The preseason usually runs fairly smoothly for most NHL teams. It’s a time of year to get prospects and fringe players ice time in amongst the established NHLers, and ease them back into competition.
Results don’t mean a huge amount, and a lot of the time many of the players we see suit up disappear back into the AHL or even lower to continue their development while the “established” players or top prospects prepare for the season.
For free agents signed from European leagues, too, this is usually the chance to show what they’ve got and to compete for an AHL top job, while adding a few NHL preseason games to their resumé. Rarely do we see teams take flyers on players signed from European leagues, especially those already rejected as draft picks by another team.

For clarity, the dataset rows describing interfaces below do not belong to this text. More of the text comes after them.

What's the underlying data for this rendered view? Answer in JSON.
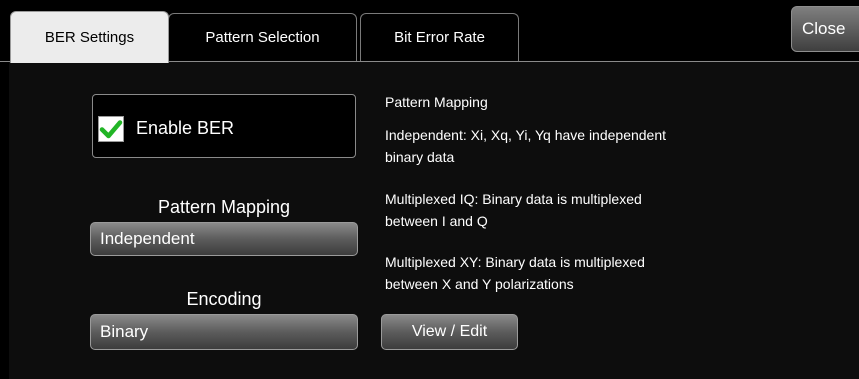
{
  "tabs": [
    {
      "label": "BER Settings",
      "active": true
    },
    {
      "label": "Pattern Selection",
      "active": false
    },
    {
      "label": "Bit Error Rate",
      "active": false
    }
  ],
  "close_label": "Close",
  "enable_ber": {
    "label": "Enable BER",
    "checked": true,
    "check_color": "#22b526"
  },
  "pattern_mapping": {
    "label": "Pattern Mapping",
    "value": "Independent"
  },
  "encoding": {
    "label": "Encoding",
    "value": "Binary"
  },
  "info": {
    "heading": "Pattern Mapping",
    "independent_line1": "Independent: Xi, Xq, Yi, Yq have independent",
    "independent_line2": "binary data",
    "mux_iq_line1": "Multiplexed IQ: Binary data is multiplexed",
    "mux_iq_line2": "between I and Q",
    "mux_xy_line1": "Multiplexed XY: Binary data is multiplexed",
    "mux_xy_line2": "between X and Y polarizations"
  },
  "view_edit_label": "View / Edit"
}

In Arizona this year, though, we might be seeing a Cinderella story in the making in Mario Kempe.
The 5’11, 180lb brother of LA Kings first-round pick Adrian Kempe, was a signing that made few ripples when he signed a one-year deal from the KHL’s Vityaz Podolsk after time in Sweden this summer, but he’s lit up the preseason with three goals so far and impressive play in all areas of the ice.

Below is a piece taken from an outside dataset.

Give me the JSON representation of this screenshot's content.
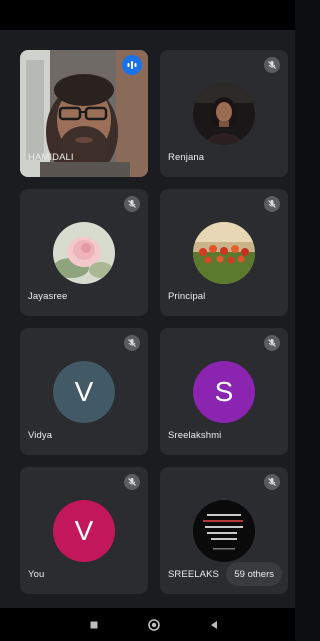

He’s been noticed by the Coyotes coaching staff, too, surviving several rounds of cuts when players who’ve spent longer in North America or were arguably ahead of him in the pecking order initially (most notably, perhaps, Nick Merkley). He’s even managed to kickstart Coyotes’ top enigma Dylan Strome into action - the line of Strome, Kempe and Anthony Duclair scored 4 points as a trio against the Ducks in Tucson.
Coyotes head coach Rick Tocchet is already a fan, saying that Kempe is “playing like someone who wants to be here”. His speed and offensive skills have impressed the Coyotes staff and seem to fit into the type of game they want to play across all four lines perhaps better than names like Nick Cousins and, arguably, Strome and Merkley.
In that respect, Kempe could follow players like Damien Brunner, the Swiss forward who was signed as a Euro free agent by the Red Wings in 2012 and proceeded to become one of the quietly underrated stars of the team that season, becoming known as a shootout star and scoring 12 goals in regular season play and 11 the year after.
Brunner ended up struggling and eventually dropping out of the league in New Jersey after refusing repeated contract offers from the Wings, but it’s to be hoped Kempe won’t go the same way - certainly his attitude and career history argues otherwise, with him being a valued role-player during his time in both Sweden and the KHL. There is also, of course, the argument that he’s several years older than Brunner was and perhaps more mature in his approach to things.
With the final round of cuts coming, nothing is assured, and there is still a good chance that Kempe could start the season in Tucson rather than up with the big club - however, he’s already made his mark in Arizona in a way that even the most optimistic probably didn’t expect when they signed him and is likely going to see some NHL time this season based upon it. That alone makes his signing a great success.
If he continues to contribute in the regular season in the way he has during the preseason, it’ll be even better, and add to the Yotes forward depth in the bottom six in a way that they’ve perhaps not had in a while.
We’ve seen many tales in the NHL over the years of players plucked from obscurity to become key members of their teams, although most of the time its role players stepping up or AHLers seizing their chance - seeing European free-agents become key contributors (at least those not returning with a previous history within the NHL) is much rarer, although it’s starting to become more common.
Mario Kempe is well set to be the latest Chayka success story - if he is, it’s a testament to both his efforts and the Arizona scouting and coaching staff for finding him and giving him a chance when many NHL teams wouldn’t. That alone is a reason to root for his rise to continue.
Stay tuned for a sit-down interview with Mario Kempe on Monday here at Five For Howling.